Each record must reappear in the answer exactly as it is written.

%%

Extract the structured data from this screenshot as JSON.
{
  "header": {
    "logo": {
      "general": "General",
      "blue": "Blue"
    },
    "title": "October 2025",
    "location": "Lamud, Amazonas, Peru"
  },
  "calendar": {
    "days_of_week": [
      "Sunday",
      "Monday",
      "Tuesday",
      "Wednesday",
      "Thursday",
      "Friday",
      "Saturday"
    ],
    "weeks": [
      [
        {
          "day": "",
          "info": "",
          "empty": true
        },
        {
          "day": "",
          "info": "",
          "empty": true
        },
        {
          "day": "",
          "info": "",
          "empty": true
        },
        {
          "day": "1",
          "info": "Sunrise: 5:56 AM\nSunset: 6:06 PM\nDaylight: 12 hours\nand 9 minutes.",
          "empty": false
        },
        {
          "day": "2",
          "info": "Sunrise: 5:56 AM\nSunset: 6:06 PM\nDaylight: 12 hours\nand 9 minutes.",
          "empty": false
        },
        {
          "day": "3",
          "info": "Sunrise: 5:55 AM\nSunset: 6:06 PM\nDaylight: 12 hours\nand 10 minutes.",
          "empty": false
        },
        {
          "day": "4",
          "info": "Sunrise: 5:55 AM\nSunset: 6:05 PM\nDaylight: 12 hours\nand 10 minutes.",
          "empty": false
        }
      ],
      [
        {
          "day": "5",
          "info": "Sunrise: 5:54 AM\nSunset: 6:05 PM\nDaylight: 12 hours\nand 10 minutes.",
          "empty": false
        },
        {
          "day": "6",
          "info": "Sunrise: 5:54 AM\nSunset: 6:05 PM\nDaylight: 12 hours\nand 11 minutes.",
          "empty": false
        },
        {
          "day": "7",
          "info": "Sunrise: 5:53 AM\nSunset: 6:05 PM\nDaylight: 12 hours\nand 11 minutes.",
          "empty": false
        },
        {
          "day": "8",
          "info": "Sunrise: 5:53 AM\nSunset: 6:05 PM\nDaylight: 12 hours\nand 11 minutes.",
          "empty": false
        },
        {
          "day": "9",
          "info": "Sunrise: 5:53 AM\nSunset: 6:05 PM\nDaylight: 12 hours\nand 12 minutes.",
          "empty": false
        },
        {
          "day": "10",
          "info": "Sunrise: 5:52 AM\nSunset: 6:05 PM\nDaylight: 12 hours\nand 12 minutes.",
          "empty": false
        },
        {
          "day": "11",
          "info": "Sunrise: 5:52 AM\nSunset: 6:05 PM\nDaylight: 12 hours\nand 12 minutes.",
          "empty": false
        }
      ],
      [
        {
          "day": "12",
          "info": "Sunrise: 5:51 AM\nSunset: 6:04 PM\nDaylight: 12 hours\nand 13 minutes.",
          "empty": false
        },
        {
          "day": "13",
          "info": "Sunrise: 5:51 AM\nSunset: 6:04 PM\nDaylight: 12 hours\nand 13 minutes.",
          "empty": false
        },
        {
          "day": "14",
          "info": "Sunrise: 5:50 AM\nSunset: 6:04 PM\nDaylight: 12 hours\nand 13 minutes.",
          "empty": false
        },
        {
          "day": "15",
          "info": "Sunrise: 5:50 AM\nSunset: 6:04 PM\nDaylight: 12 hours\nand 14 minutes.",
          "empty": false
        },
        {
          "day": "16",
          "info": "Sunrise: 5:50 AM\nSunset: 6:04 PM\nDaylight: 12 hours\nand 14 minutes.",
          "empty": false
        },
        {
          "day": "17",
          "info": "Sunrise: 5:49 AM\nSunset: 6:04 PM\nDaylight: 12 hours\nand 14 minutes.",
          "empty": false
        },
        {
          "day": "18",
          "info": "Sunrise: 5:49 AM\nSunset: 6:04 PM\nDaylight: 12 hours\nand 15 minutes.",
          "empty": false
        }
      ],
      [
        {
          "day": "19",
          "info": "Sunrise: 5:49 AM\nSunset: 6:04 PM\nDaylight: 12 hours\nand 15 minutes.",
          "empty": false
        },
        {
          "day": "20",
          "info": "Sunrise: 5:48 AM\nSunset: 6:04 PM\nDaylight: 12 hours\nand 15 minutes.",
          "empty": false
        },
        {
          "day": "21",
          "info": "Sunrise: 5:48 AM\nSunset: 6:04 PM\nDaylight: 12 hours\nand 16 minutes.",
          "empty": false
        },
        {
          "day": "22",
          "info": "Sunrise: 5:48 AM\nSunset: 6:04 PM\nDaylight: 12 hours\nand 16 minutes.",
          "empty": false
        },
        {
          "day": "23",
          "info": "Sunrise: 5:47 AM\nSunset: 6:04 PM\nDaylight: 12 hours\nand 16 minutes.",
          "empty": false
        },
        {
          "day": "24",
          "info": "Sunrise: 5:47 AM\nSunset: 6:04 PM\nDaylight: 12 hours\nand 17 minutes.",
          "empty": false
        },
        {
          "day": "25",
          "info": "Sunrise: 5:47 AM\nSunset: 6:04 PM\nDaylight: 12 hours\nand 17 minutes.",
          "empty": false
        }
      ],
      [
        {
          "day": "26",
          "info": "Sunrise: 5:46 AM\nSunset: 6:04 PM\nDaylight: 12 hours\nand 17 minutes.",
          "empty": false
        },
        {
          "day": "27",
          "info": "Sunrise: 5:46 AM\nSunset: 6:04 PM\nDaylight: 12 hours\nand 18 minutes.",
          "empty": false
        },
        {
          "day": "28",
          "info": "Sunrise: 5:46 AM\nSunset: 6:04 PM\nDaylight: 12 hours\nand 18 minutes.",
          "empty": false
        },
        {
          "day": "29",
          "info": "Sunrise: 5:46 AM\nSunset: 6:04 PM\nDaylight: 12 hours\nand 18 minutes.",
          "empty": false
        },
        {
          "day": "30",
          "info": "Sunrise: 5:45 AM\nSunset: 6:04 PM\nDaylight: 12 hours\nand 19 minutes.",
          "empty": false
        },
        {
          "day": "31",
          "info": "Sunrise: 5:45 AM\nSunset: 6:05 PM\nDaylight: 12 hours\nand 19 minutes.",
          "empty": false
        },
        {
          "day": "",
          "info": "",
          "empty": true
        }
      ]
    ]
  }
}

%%

### SOLUTION BELOW:
Extract the structured data from this screenshot as JSON.
{
  "header": {
    "logo": {
      "general": "General",
      "blue": "Blue"
    },
    "title": "October 2025",
    "location": "Lamud, Amazonas, Peru"
  },
  "calendar": {
    "days_of_week": [
      "Sunday",
      "Monday",
      "Tuesday",
      "Wednesday",
      "Thursday",
      "Friday",
      "Saturday"
    ],
    "weeks": [
      [
        {
          "day": "",
          "info": "",
          "empty": true
        },
        {
          "day": "",
          "info": "",
          "empty": true
        },
        {
          "day": "",
          "info": "",
          "empty": true
        },
        {
          "day": "1",
          "info": "Sunrise: 5:56 AM\nSunset: 6:06 PM\nDaylight: 12 hours\nand 9 minutes.",
          "empty": false
        },
        {
          "day": "2",
          "info": "Sunrise: 5:56 AM\nSunset: 6:06 PM\nDaylight: 12 hours\nand 9 minutes.",
          "empty": false
        },
        {
          "day": "3",
          "info": "Sunrise: 5:55 AM\nSunset: 6:06 PM\nDaylight: 12 hours\nand 10 minutes.",
          "empty": false
        },
        {
          "day": "4",
          "info": "Sunrise: 5:55 AM\nSunset: 6:05 PM\nDaylight: 12 hours\nand 10 minutes.",
          "empty": false
        }
      ],
      [
        {
          "day": "5",
          "info": "Sunrise: 5:54 AM\nSunset: 6:05 PM\nDaylight: 12 hours\nand 10 minutes.",
          "empty": false
        },
        {
          "day": "6",
          "info": "Sunrise: 5:54 AM\nSunset: 6:05 PM\nDaylight: 12 hours\nand 11 minutes.",
          "empty": false
        },
        {
          "day": "7",
          "info": "Sunrise: 5:53 AM\nSunset: 6:05 PM\nDaylight: 12 hours\nand 11 minutes.",
          "empty": false
        },
        {
          "day": "8",
          "info": "Sunrise: 5:53 AM\nSunset: 6:05 PM\nDaylight: 12 hours\nand 11 minutes.",
          "empty": false
        },
        {
          "day": "9",
          "info": "Sunrise: 5:53 AM\nSunset: 6:05 PM\nDaylight: 12 hours\nand 12 minutes.",
          "empty": false
        },
        {
          "day": "10",
          "info": "Sunrise: 5:52 AM\nSunset: 6:05 PM\nDaylight: 12 hours\nand 12 minutes.",
          "empty": false
        },
        {
          "day": "11",
          "info": "Sunrise: 5:52 AM\nSunset: 6:05 PM\nDaylight: 12 hours\nand 12 minutes.",
          "empty": false
        }
      ],
      [
        {
          "day": "12",
          "info": "Sunrise: 5:51 AM\nSunset: 6:04 PM\nDaylight: 12 hours\nand 13 minutes.",
          "empty": false
        },
        {
          "day": "13",
          "info": "Sunrise: 5:51 AM\nSunset: 6:04 PM\nDaylight: 12 hours\nand 13 minutes.",
          "empty": false
        },
        {
          "day": "14",
          "info": "Sunrise: 5:50 AM\nSunset: 6:04 PM\nDaylight: 12 hours\nand 13 minutes.",
          "empty": false
        },
        {
          "day": "15",
          "info": "Sunrise: 5:50 AM\nSunset: 6:04 PM\nDaylight: 12 hours\nand 14 minutes.",
          "empty": false
        },
        {
          "day": "16",
          "info": "Sunrise: 5:50 AM\nSunset: 6:04 PM\nDaylight: 12 hours\nand 14 minutes.",
          "empty": false
        },
        {
          "day": "17",
          "info": "Sunrise: 5:49 AM\nSunset: 6:04 PM\nDaylight: 12 hours\nand 14 minutes.",
          "empty": false
        },
        {
          "day": "18",
          "info": "Sunrise: 5:49 AM\nSunset: 6:04 PM\nDaylight: 12 hours\nand 15 minutes.",
          "empty": false
        }
      ],
      [
        {
          "day": "19",
          "info": "Sunrise: 5:49 AM\nSunset: 6:04 PM\nDaylight: 12 hours\nand 15 minutes.",
          "empty": false
        },
        {
          "day": "20",
          "info": "Sunrise: 5:48 AM\nSunset: 6:04 PM\nDaylight: 12 hours\nand 15 minutes.",
          "empty": false
        },
        {
          "day": "21",
          "info": "Sunrise: 5:48 AM\nSunset: 6:04 PM\nDaylight: 12 hours\nand 16 minutes.",
          "empty": false
        },
        {
          "day": "22",
          "info": "Sunrise: 5:48 AM\nSunset: 6:04 PM\nDaylight: 12 hours\nand 16 minutes.",
          "empty": false
        },
        {
          "day": "23",
          "info": "Sunrise: 5:47 AM\nSunset: 6:04 PM\nDaylight: 12 hours\nand 16 minutes.",
          "empty": false
        },
        {
          "day": "24",
          "info": "Sunrise: 5:47 AM\nSunset: 6:04 PM\nDaylight: 12 hours\nand 17 minutes.",
          "empty": false
        },
        {
          "day": "25",
          "info": "Sunrise: 5:47 AM\nSunset: 6:04 PM\nDaylight: 12 hours\nand 17 minutes.",
          "empty": false
        }
      ],
      [
        {
          "day": "26",
          "info": "Sunrise: 5:46 AM\nSunset: 6:04 PM\nDaylight: 12 hours\nand 17 minutes.",
          "empty": false
        },
        {
          "day": "27",
          "info": "Sunrise: 5:46 AM\nSunset: 6:04 PM\nDaylight: 12 hours\nand 18 minutes.",
          "empty": false
        },
        {
          "day": "28",
          "info": "Sunrise: 5:46 AM\nSunset: 6:04 PM\nDaylight: 12 hours\nand 18 minutes.",
          "empty": false
        },
        {
          "day": "29",
          "info": "Sunrise: 5:46 AM\nSunset: 6:04 PM\nDaylight: 12 hours\nand 18 minutes.",
          "empty": false
        },
        {
          "day": "30",
          "info": "Sunrise: 5:45 AM\nSunset: 6:04 PM\nDaylight: 12 hours\nand 19 minutes.",
          "empty": false
        },
        {
          "day": "31",
          "info": "Sunrise: 5:45 AM\nSunset: 6:05 PM\nDaylight: 12 hours\nand 19 minutes.",
          "empty": false
        },
        {
          "day": "",
          "info": "",
          "empty": true
        }
      ]
    ]
  }
}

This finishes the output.